→ WORK TASK:
Report, from the records below, every line where the word "this" appears.

MATERIAL SHOWN: Begin

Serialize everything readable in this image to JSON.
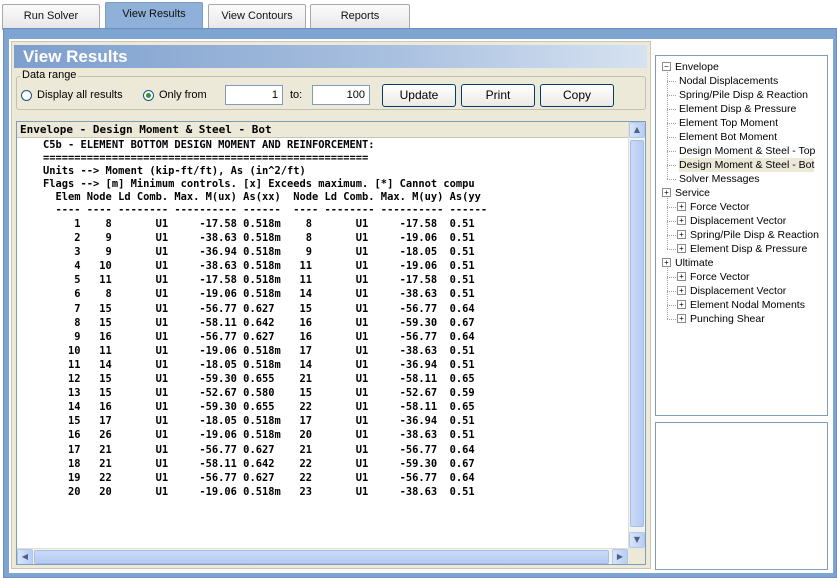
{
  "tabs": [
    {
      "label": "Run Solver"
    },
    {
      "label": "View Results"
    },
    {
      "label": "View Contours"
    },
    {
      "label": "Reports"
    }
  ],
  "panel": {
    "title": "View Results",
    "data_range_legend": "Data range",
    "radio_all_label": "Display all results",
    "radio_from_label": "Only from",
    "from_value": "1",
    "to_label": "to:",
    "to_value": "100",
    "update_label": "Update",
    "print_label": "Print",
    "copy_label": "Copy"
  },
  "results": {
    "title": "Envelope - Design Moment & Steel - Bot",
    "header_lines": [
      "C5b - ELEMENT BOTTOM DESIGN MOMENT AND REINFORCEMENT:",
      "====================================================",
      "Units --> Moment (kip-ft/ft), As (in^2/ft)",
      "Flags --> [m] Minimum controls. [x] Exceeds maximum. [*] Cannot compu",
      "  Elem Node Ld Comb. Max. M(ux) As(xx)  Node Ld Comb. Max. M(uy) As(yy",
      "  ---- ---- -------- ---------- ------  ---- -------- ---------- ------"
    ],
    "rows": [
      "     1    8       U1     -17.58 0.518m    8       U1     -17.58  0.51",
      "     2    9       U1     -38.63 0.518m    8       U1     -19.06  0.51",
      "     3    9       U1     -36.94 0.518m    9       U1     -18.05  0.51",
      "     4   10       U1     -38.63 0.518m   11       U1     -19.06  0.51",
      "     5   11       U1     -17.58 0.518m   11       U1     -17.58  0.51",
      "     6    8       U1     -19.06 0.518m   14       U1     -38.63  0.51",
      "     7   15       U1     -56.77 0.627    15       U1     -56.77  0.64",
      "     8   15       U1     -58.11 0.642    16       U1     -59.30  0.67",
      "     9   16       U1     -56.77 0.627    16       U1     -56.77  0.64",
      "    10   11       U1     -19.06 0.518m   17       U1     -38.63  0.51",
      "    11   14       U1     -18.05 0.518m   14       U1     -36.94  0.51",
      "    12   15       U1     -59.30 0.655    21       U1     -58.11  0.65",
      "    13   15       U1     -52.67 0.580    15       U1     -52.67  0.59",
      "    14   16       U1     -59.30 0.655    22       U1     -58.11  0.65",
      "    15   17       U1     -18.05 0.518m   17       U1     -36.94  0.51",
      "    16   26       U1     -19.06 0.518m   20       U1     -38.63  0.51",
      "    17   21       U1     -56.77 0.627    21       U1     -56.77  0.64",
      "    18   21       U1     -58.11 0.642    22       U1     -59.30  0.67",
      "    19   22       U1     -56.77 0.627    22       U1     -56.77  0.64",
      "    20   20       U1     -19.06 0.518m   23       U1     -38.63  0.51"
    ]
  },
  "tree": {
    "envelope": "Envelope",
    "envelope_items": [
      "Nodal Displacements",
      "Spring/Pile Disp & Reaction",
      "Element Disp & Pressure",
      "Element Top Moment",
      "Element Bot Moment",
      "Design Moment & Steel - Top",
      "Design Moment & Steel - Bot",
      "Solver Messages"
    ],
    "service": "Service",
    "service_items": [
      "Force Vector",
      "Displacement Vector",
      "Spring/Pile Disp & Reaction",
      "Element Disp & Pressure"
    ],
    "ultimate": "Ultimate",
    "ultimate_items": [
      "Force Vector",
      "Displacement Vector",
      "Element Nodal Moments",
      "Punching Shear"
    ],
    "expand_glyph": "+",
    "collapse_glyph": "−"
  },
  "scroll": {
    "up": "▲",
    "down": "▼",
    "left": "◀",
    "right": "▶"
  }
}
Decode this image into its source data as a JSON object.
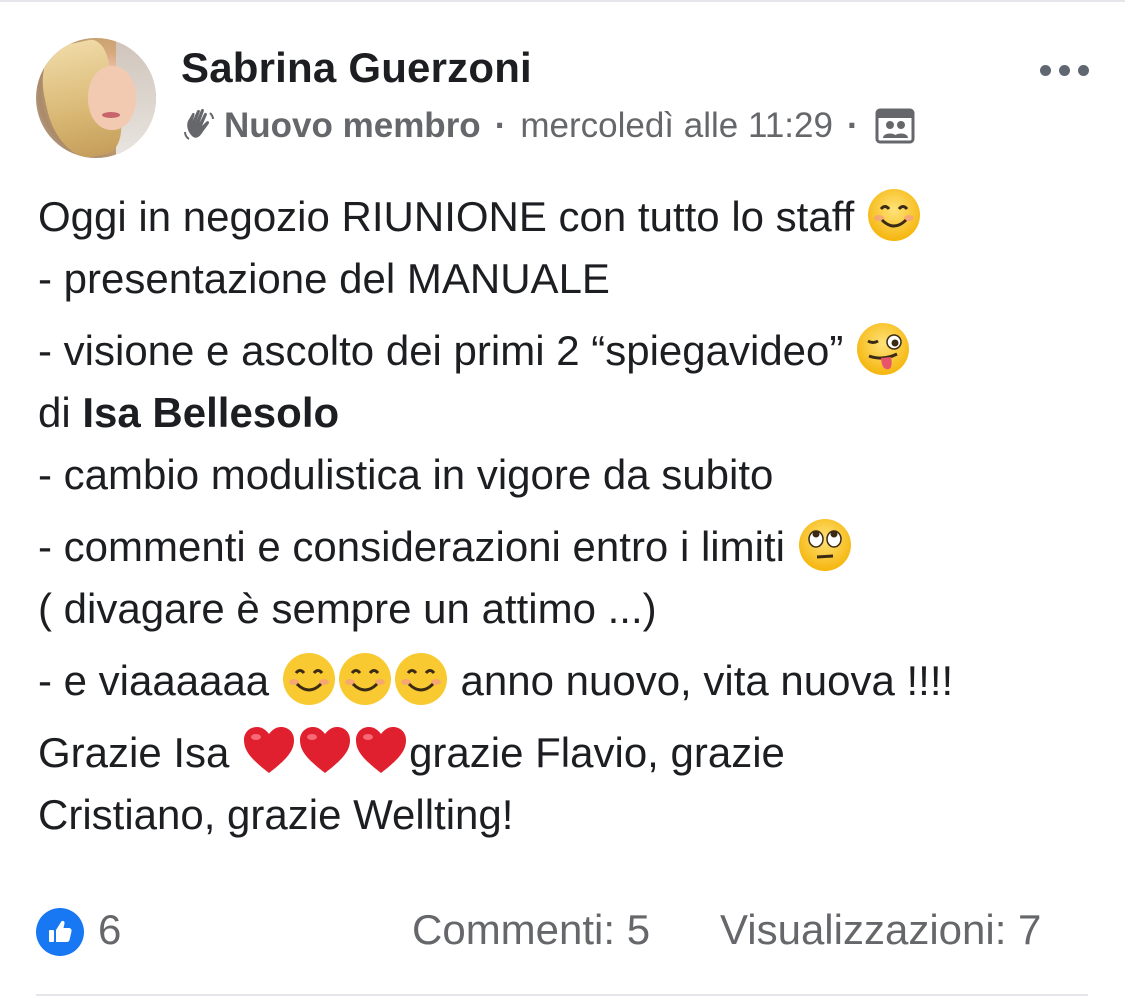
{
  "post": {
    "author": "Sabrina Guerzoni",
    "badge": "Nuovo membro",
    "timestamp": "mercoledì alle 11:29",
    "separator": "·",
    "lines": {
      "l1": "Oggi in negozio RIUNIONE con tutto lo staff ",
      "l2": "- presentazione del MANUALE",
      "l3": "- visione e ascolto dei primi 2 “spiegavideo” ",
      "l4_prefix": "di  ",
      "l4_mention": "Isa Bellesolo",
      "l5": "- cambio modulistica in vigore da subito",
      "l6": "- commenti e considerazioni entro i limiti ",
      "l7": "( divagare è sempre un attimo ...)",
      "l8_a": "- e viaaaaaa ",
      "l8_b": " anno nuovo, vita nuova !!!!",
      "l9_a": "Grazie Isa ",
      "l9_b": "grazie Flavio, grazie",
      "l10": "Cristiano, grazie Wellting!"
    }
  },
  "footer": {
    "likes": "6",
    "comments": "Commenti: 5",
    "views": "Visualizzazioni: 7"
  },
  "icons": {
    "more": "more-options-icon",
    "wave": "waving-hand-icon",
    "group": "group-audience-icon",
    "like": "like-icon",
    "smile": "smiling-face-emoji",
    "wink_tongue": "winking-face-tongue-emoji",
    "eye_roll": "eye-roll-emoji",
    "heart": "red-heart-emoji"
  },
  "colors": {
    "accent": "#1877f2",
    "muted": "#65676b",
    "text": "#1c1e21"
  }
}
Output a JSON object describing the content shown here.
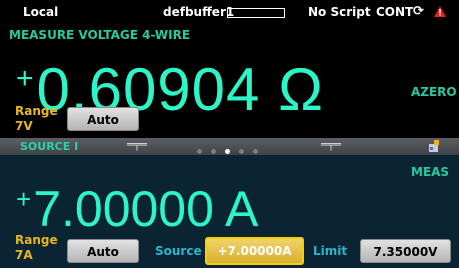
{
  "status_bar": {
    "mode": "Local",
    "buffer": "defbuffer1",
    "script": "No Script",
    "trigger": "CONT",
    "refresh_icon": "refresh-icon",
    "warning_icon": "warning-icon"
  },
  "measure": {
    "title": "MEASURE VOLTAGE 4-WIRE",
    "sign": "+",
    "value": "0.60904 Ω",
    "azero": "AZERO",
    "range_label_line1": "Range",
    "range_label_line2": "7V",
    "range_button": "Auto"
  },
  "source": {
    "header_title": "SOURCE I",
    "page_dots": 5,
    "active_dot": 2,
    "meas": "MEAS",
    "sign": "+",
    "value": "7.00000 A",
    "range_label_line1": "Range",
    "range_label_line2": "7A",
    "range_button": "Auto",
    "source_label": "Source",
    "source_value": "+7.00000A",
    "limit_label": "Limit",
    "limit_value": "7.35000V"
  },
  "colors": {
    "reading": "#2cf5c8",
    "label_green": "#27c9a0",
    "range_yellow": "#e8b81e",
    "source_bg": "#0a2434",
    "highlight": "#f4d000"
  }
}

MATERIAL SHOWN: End
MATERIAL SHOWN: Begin

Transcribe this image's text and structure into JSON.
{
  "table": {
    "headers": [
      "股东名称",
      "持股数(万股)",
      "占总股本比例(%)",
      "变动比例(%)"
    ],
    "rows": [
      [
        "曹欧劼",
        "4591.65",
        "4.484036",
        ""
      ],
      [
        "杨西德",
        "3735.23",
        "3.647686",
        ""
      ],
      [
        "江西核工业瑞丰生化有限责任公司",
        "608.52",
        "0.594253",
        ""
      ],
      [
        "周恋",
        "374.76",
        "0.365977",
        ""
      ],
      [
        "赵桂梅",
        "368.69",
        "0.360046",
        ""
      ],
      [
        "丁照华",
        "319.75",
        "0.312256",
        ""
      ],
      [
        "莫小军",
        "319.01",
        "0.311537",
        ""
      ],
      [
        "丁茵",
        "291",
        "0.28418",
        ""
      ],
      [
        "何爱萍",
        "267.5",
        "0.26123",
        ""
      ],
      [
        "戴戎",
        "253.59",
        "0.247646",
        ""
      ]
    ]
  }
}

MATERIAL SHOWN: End

→ YOUR SOLUTION:
Serialize everything readable in this image to JSON.
Decode this image into its source data as a JSON object.
Transcribe this image's text and structure into JSON.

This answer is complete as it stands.